## AIM OF THE EXERCISE
Any image in the records is to be skipped; everything else should be reproduced exactly.

## DATA FOR THE TASK

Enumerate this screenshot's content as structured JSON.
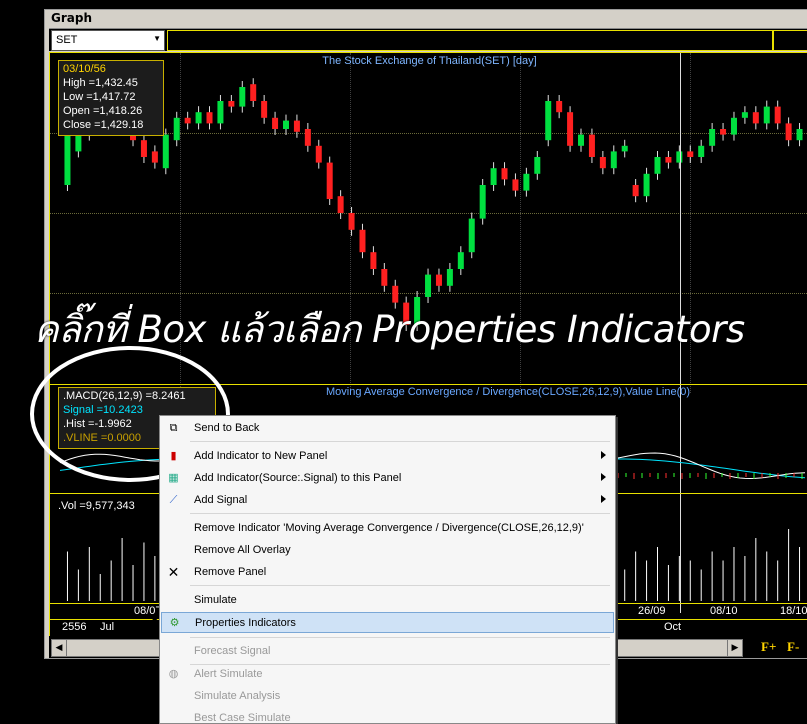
{
  "window": {
    "title": "Graph"
  },
  "toolbar": {
    "symbol": "SET"
  },
  "price_panel": {
    "title": "The Stock Exchange of Thailand(SET) [day]",
    "info": {
      "date": "03/10/56",
      "high": "High =1,432.45",
      "low": "Low  =1,417.72",
      "open": "Open =1,418.26",
      "close": "Close =1,429.18"
    },
    "candles": [
      {
        "o": 0.6,
        "c": 0.8,
        "up": true
      },
      {
        "o": 0.72,
        "c": 0.85,
        "up": true
      },
      {
        "o": 0.78,
        "c": 0.86,
        "up": true
      },
      {
        "o": 0.84,
        "c": 0.82,
        "up": false
      },
      {
        "o": 0.83,
        "c": 0.88,
        "up": true
      },
      {
        "o": 0.86,
        "c": 0.8,
        "up": false
      },
      {
        "o": 0.8,
        "c": 0.76,
        "up": false
      },
      {
        "o": 0.76,
        "c": 0.7,
        "up": false
      },
      {
        "o": 0.72,
        "c": 0.68,
        "up": false
      },
      {
        "o": 0.66,
        "c": 0.78,
        "up": true
      },
      {
        "o": 0.76,
        "c": 0.84,
        "up": true
      },
      {
        "o": 0.84,
        "c": 0.82,
        "up": false
      },
      {
        "o": 0.82,
        "c": 0.86,
        "up": true
      },
      {
        "o": 0.86,
        "c": 0.82,
        "up": false
      },
      {
        "o": 0.82,
        "c": 0.9,
        "up": true
      },
      {
        "o": 0.9,
        "c": 0.88,
        "up": false
      },
      {
        "o": 0.88,
        "c": 0.95,
        "up": true
      },
      {
        "o": 0.96,
        "c": 0.9,
        "up": false
      },
      {
        "o": 0.9,
        "c": 0.84,
        "up": false
      },
      {
        "o": 0.84,
        "c": 0.8,
        "up": false
      },
      {
        "o": 0.8,
        "c": 0.83,
        "up": true
      },
      {
        "o": 0.83,
        "c": 0.79,
        "up": false
      },
      {
        "o": 0.8,
        "c": 0.74,
        "up": false
      },
      {
        "o": 0.74,
        "c": 0.68,
        "up": false
      },
      {
        "o": 0.68,
        "c": 0.55,
        "up": false
      },
      {
        "o": 0.56,
        "c": 0.5,
        "up": false
      },
      {
        "o": 0.5,
        "c": 0.44,
        "up": false
      },
      {
        "o": 0.44,
        "c": 0.36,
        "up": false
      },
      {
        "o": 0.36,
        "c": 0.3,
        "up": false
      },
      {
        "o": 0.3,
        "c": 0.24,
        "up": false
      },
      {
        "o": 0.24,
        "c": 0.18,
        "up": false
      },
      {
        "o": 0.18,
        "c": 0.1,
        "up": false
      },
      {
        "o": 0.1,
        "c": 0.2,
        "up": true
      },
      {
        "o": 0.2,
        "c": 0.28,
        "up": true
      },
      {
        "o": 0.28,
        "c": 0.24,
        "up": false
      },
      {
        "o": 0.24,
        "c": 0.3,
        "up": true
      },
      {
        "o": 0.3,
        "c": 0.36,
        "up": true
      },
      {
        "o": 0.36,
        "c": 0.48,
        "up": true
      },
      {
        "o": 0.48,
        "c": 0.6,
        "up": true
      },
      {
        "o": 0.6,
        "c": 0.66,
        "up": true
      },
      {
        "o": 0.66,
        "c": 0.62,
        "up": false
      },
      {
        "o": 0.62,
        "c": 0.58,
        "up": false
      },
      {
        "o": 0.58,
        "c": 0.64,
        "up": true
      },
      {
        "o": 0.64,
        "c": 0.7,
        "up": true
      },
      {
        "o": 0.76,
        "c": 0.9,
        "up": true
      },
      {
        "o": 0.9,
        "c": 0.86,
        "up": false
      },
      {
        "o": 0.86,
        "c": 0.74,
        "up": false
      },
      {
        "o": 0.74,
        "c": 0.78,
        "up": true
      },
      {
        "o": 0.78,
        "c": 0.7,
        "up": false
      },
      {
        "o": 0.7,
        "c": 0.66,
        "up": false
      },
      {
        "o": 0.66,
        "c": 0.72,
        "up": true
      },
      {
        "o": 0.72,
        "c": 0.74,
        "up": true
      },
      {
        "o": 0.6,
        "c": 0.56,
        "up": false
      },
      {
        "o": 0.56,
        "c": 0.64,
        "up": true
      },
      {
        "o": 0.64,
        "c": 0.7,
        "up": true
      },
      {
        "o": 0.7,
        "c": 0.68,
        "up": false
      },
      {
        "o": 0.68,
        "c": 0.72,
        "up": true
      },
      {
        "o": 0.72,
        "c": 0.7,
        "up": false
      },
      {
        "o": 0.7,
        "c": 0.74,
        "up": true
      },
      {
        "o": 0.74,
        "c": 0.8,
        "up": true
      },
      {
        "o": 0.8,
        "c": 0.78,
        "up": false
      },
      {
        "o": 0.78,
        "c": 0.84,
        "up": true
      },
      {
        "o": 0.84,
        "c": 0.86,
        "up": true
      },
      {
        "o": 0.86,
        "c": 0.82,
        "up": false
      },
      {
        "o": 0.82,
        "c": 0.88,
        "up": true
      },
      {
        "o": 0.88,
        "c": 0.82,
        "up": false
      },
      {
        "o": 0.82,
        "c": 0.76,
        "up": false
      },
      {
        "o": 0.76,
        "c": 0.8,
        "up": true
      }
    ]
  },
  "macd_panel": {
    "title": "Moving Average Convergence / Divergence(CLOSE,26,12,9),Value Line(0)",
    "macd": ".MACD(26,12,9)    =8.2461",
    "signal": "Signal  =10.2423",
    "hist": ".Hist  =-1.9962",
    "vline": ".VLINE   =0.0000",
    "colors": {
      "macd": "#ffffff",
      "signal": "#00e5ff",
      "hist": "#ffffff",
      "vline": "#c8a000"
    }
  },
  "volume_panel": {
    "label": ".Vol   =9,577,343",
    "bars": [
      0.55,
      0.35,
      0.6,
      0.3,
      0.45,
      0.7,
      0.4,
      0.65,
      0.5,
      0.35,
      0.55,
      0.75,
      0.45,
      0.4,
      0.6,
      0.35,
      0.5,
      0.3,
      0.45,
      0.4,
      0.55,
      0.7,
      0.5,
      0.6,
      0.45,
      0.35,
      0.5,
      0.4,
      0.3,
      0.55,
      0.45,
      0.6,
      0.5,
      0.35,
      0.4,
      0.55,
      0.45,
      0.35,
      0.5,
      0.4,
      0.6,
      0.45,
      0.3,
      0.35,
      0.5,
      0.4,
      0.55,
      0.65,
      0.45,
      0.5,
      0.4,
      0.35,
      0.55,
      0.45,
      0.6,
      0.4,
      0.5,
      0.45,
      0.35,
      0.55,
      0.45,
      0.6,
      0.5,
      0.7,
      0.55,
      0.45,
      0.8,
      0.6
    ]
  },
  "dates": {
    "d1": "08/07",
    "d2": "26/09",
    "d3": "08/10",
    "d4": "18/10",
    "year": "2556",
    "month1": "Jul",
    "month2": "Oct"
  },
  "bottom": {
    "f_plus": "F+",
    "f_minus": "F-"
  },
  "overlay_caption": "คลิ๊กที่ Box แล้วเลือก Properties Indicators",
  "context_menu": {
    "send_back": "Send to Back",
    "add_indicator_new_panel": "Add Indicator to New Panel",
    "add_indicator_source": "Add Indicator(Source:.Signal) to this Panel",
    "add_signal": "Add Signal",
    "remove_indicator": "Remove Indicator 'Moving Average Convergence / Divergence(CLOSE,26,12,9)'",
    "remove_all_overlay": "Remove All Overlay",
    "remove_panel": "Remove Panel",
    "simulate": "Simulate",
    "properties_indicators": "Properties Indicators",
    "forecast_signal": "Forecast Signal",
    "alert_simulate": "Alert Simulate",
    "simulate_analysis": "Simulate Analysis",
    "best_case_simulate": "Best Case Simulate"
  }
}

## WRITTEN RESPONSE
Enumerate this screenshot's content as structured JSON.
{
  "window": {
    "title": "Graph"
  },
  "toolbar": {
    "symbol": "SET"
  },
  "price_panel": {
    "title": "The Stock Exchange of Thailand(SET) [day]",
    "info": {
      "date": "03/10/56",
      "high": "High =1,432.45",
      "low": "Low  =1,417.72",
      "open": "Open =1,418.26",
      "close": "Close =1,429.18"
    },
    "candles": [
      {
        "o": 0.6,
        "c": 0.8,
        "up": true
      },
      {
        "o": 0.72,
        "c": 0.85,
        "up": true
      },
      {
        "o": 0.78,
        "c": 0.86,
        "up": true
      },
      {
        "o": 0.84,
        "c": 0.82,
        "up": false
      },
      {
        "o": 0.83,
        "c": 0.88,
        "up": true
      },
      {
        "o": 0.86,
        "c": 0.8,
        "up": false
      },
      {
        "o": 0.8,
        "c": 0.76,
        "up": false
      },
      {
        "o": 0.76,
        "c": 0.7,
        "up": false
      },
      {
        "o": 0.72,
        "c": 0.68,
        "up": false
      },
      {
        "o": 0.66,
        "c": 0.78,
        "up": true
      },
      {
        "o": 0.76,
        "c": 0.84,
        "up": true
      },
      {
        "o": 0.84,
        "c": 0.82,
        "up": false
      },
      {
        "o": 0.82,
        "c": 0.86,
        "up": true
      },
      {
        "o": 0.86,
        "c": 0.82,
        "up": false
      },
      {
        "o": 0.82,
        "c": 0.9,
        "up": true
      },
      {
        "o": 0.9,
        "c": 0.88,
        "up": false
      },
      {
        "o": 0.88,
        "c": 0.95,
        "up": true
      },
      {
        "o": 0.96,
        "c": 0.9,
        "up": false
      },
      {
        "o": 0.9,
        "c": 0.84,
        "up": false
      },
      {
        "o": 0.84,
        "c": 0.8,
        "up": false
      },
      {
        "o": 0.8,
        "c": 0.83,
        "up": true
      },
      {
        "o": 0.83,
        "c": 0.79,
        "up": false
      },
      {
        "o": 0.8,
        "c": 0.74,
        "up": false
      },
      {
        "o": 0.74,
        "c": 0.68,
        "up": false
      },
      {
        "o": 0.68,
        "c": 0.55,
        "up": false
      },
      {
        "o": 0.56,
        "c": 0.5,
        "up": false
      },
      {
        "o": 0.5,
        "c": 0.44,
        "up": false
      },
      {
        "o": 0.44,
        "c": 0.36,
        "up": false
      },
      {
        "o": 0.36,
        "c": 0.3,
        "up": false
      },
      {
        "o": 0.3,
        "c": 0.24,
        "up": false
      },
      {
        "o": 0.24,
        "c": 0.18,
        "up": false
      },
      {
        "o": 0.18,
        "c": 0.1,
        "up": false
      },
      {
        "o": 0.1,
        "c": 0.2,
        "up": true
      },
      {
        "o": 0.2,
        "c": 0.28,
        "up": true
      },
      {
        "o": 0.28,
        "c": 0.24,
        "up": false
      },
      {
        "o": 0.24,
        "c": 0.3,
        "up": true
      },
      {
        "o": 0.3,
        "c": 0.36,
        "up": true
      },
      {
        "o": 0.36,
        "c": 0.48,
        "up": true
      },
      {
        "o": 0.48,
        "c": 0.6,
        "up": true
      },
      {
        "o": 0.6,
        "c": 0.66,
        "up": true
      },
      {
        "o": 0.66,
        "c": 0.62,
        "up": false
      },
      {
        "o": 0.62,
        "c": 0.58,
        "up": false
      },
      {
        "o": 0.58,
        "c": 0.64,
        "up": true
      },
      {
        "o": 0.64,
        "c": 0.7,
        "up": true
      },
      {
        "o": 0.76,
        "c": 0.9,
        "up": true
      },
      {
        "o": 0.9,
        "c": 0.86,
        "up": false
      },
      {
        "o": 0.86,
        "c": 0.74,
        "up": false
      },
      {
        "o": 0.74,
        "c": 0.78,
        "up": true
      },
      {
        "o": 0.78,
        "c": 0.7,
        "up": false
      },
      {
        "o": 0.7,
        "c": 0.66,
        "up": false
      },
      {
        "o": 0.66,
        "c": 0.72,
        "up": true
      },
      {
        "o": 0.72,
        "c": 0.74,
        "up": true
      },
      {
        "o": 0.6,
        "c": 0.56,
        "up": false
      },
      {
        "o": 0.56,
        "c": 0.64,
        "up": true
      },
      {
        "o": 0.64,
        "c": 0.7,
        "up": true
      },
      {
        "o": 0.7,
        "c": 0.68,
        "up": false
      },
      {
        "o": 0.68,
        "c": 0.72,
        "up": true
      },
      {
        "o": 0.72,
        "c": 0.7,
        "up": false
      },
      {
        "o": 0.7,
        "c": 0.74,
        "up": true
      },
      {
        "o": 0.74,
        "c": 0.8,
        "up": true
      },
      {
        "o": 0.8,
        "c": 0.78,
        "up": false
      },
      {
        "o": 0.78,
        "c": 0.84,
        "up": true
      },
      {
        "o": 0.84,
        "c": 0.86,
        "up": true
      },
      {
        "o": 0.86,
        "c": 0.82,
        "up": false
      },
      {
        "o": 0.82,
        "c": 0.88,
        "up": true
      },
      {
        "o": 0.88,
        "c": 0.82,
        "up": false
      },
      {
        "o": 0.82,
        "c": 0.76,
        "up": false
      },
      {
        "o": 0.76,
        "c": 0.8,
        "up": true
      }
    ]
  },
  "macd_panel": {
    "title": "Moving Average Convergence / Divergence(CLOSE,26,12,9),Value Line(0)",
    "macd": ".MACD(26,12,9)    =8.2461",
    "signal": "Signal  =10.2423",
    "hist": ".Hist  =-1.9962",
    "vline": ".VLINE   =0.0000",
    "colors": {
      "macd": "#ffffff",
      "signal": "#00e5ff",
      "hist": "#ffffff",
      "vline": "#c8a000"
    }
  },
  "volume_panel": {
    "label": ".Vol   =9,577,343",
    "bars": [
      0.55,
      0.35,
      0.6,
      0.3,
      0.45,
      0.7,
      0.4,
      0.65,
      0.5,
      0.35,
      0.55,
      0.75,
      0.45,
      0.4,
      0.6,
      0.35,
      0.5,
      0.3,
      0.45,
      0.4,
      0.55,
      0.7,
      0.5,
      0.6,
      0.45,
      0.35,
      0.5,
      0.4,
      0.3,
      0.55,
      0.45,
      0.6,
      0.5,
      0.35,
      0.4,
      0.55,
      0.45,
      0.35,
      0.5,
      0.4,
      0.6,
      0.45,
      0.3,
      0.35,
      0.5,
      0.4,
      0.55,
      0.65,
      0.45,
      0.5,
      0.4,
      0.35,
      0.55,
      0.45,
      0.6,
      0.4,
      0.5,
      0.45,
      0.35,
      0.55,
      0.45,
      0.6,
      0.5,
      0.7,
      0.55,
      0.45,
      0.8,
      0.6
    ]
  },
  "dates": {
    "d1": "08/07",
    "d2": "26/09",
    "d3": "08/10",
    "d4": "18/10",
    "year": "2556",
    "month1": "Jul",
    "month2": "Oct"
  },
  "bottom": {
    "f_plus": "F+",
    "f_minus": "F-"
  },
  "overlay_caption": "คลิ๊กที่ Box แล้วเลือก Properties Indicators",
  "context_menu": {
    "send_back": "Send to Back",
    "add_indicator_new_panel": "Add Indicator to New Panel",
    "add_indicator_source": "Add Indicator(Source:.Signal) to this Panel",
    "add_signal": "Add Signal",
    "remove_indicator": "Remove Indicator 'Moving Average Convergence / Divergence(CLOSE,26,12,9)'",
    "remove_all_overlay": "Remove All Overlay",
    "remove_panel": "Remove Panel",
    "simulate": "Simulate",
    "properties_indicators": "Properties Indicators",
    "forecast_signal": "Forecast Signal",
    "alert_simulate": "Alert Simulate",
    "simulate_analysis": "Simulate Analysis",
    "best_case_simulate": "Best Case Simulate"
  }
}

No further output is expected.